letter from Joan V. caught my attention:
am an 80 year-old lady who has enjoyed eating all my life. I
am most comfortable eating meat and vegetables ... always have
parts of my life (like WWII and later) we were able to grow a
lot of our own food wonderful fresh vegetables, lamb,
pigs, chicken, eggs. I never ate much fruit. I like it, just
dont bother with it.
1961, I had my 3rd child, and the government advice came out
to eat less meat and more carbs. I tried it but I felt
terrible. Went back to meat and vegetables, and I have been
fine for 52 years.
I had surgery for 14 rib breaks (had a bad fall off my horse)
and the doctor commented that I had the bones of a
we are in our 80s, we dont eat much anymore. For breakfast
we eat eggs or bacon, or sausage, with toast, butter, or
potatoes. For lunch we eat soup or salad, and a piece of meat.

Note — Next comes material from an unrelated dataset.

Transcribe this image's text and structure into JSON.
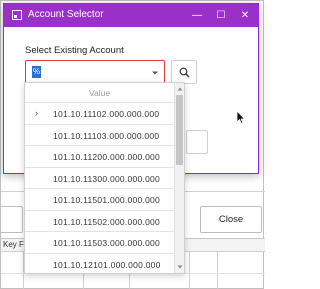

For dinner we eat meat and a vegetable, usually. We use butter
and a lot of olive oil. We are both very healthy. My husband
hikes three days a week, and I ride a horse.
do have congenital high cholesterol but also very high HDL,
which I feel is more important.
have just read the book The Big Fat Surprise, which
explains why the benefits of giving up meat for carbs is not a
you read the book? And what do you think? I am just
horse lady to the other, I applaud your time in the saddle.
And, yes, I have read this book. This is what I think:
ago I was lambasted for writing a column about a beef rancher.
This book turns the table in the opposite direction with the
subtitle, "Why butter, meat & cheese belong in a
that these food can belong in a healthy diet. So can olive
oil, fish and wine. And fruit. And vegetables.
Nina Teicholz states she researched this book with "a
dose of skepticism" regarding our current recommendations
for fat, particularly saturated fat.
rightly acknowledges the complexities of studying the health
impact of one particular element (fat, in this case) in the
correct that no one food be it cheese or steak or bran
muffins has been shown to cause obesity, diabetes, or
heart disease. Rather it appears that patterns of eating
the amount of various combinations of nutrients are more
influential on our health than individual substances.
disappointed to see after lengthy analyses of every
conceivable glitch in nutrition research regarding dietary fat
on the last pages of this book, an all-encompassing
conclusion that obesity, heart disease and diabetes are
"are caused instead by carbohydrates."
piece of valuable research this book seems to have regrettably
missed is the landmark Diabetes Prevention Program a
lifestyle intervention trial in 27 clinical centers in the US
which identified lifestyle behaviors that significantly
reduced the risk for type 2 diabetes. Along with exercise and
weight loss (duh), reducing excess fat (especially saturated
fat) significantly cut the risk for developing diabetes.
not the first to suggest that the ideal diet for humans
provides the right balance of nutrients (protein,
carbohydrates, fats, vitamins, minerals) in the proper amounts
from a variety of foods.
we also remember while we sit around and debate which diet is
best; our growing epidemic of obesity and diabetes are because
we are stuffing in too many calories from fats and carbs.
the entire blame on one food element or the other might be
likened to shooting your horse because your foot slipped out
of the saddle. Probably smarter to make some corrections as we
go down this trail.
suspect long-lived and healthy people like yourself and your
hubby have overall healthy habits and attitudes about life.
That may be the most obvious surprise of all.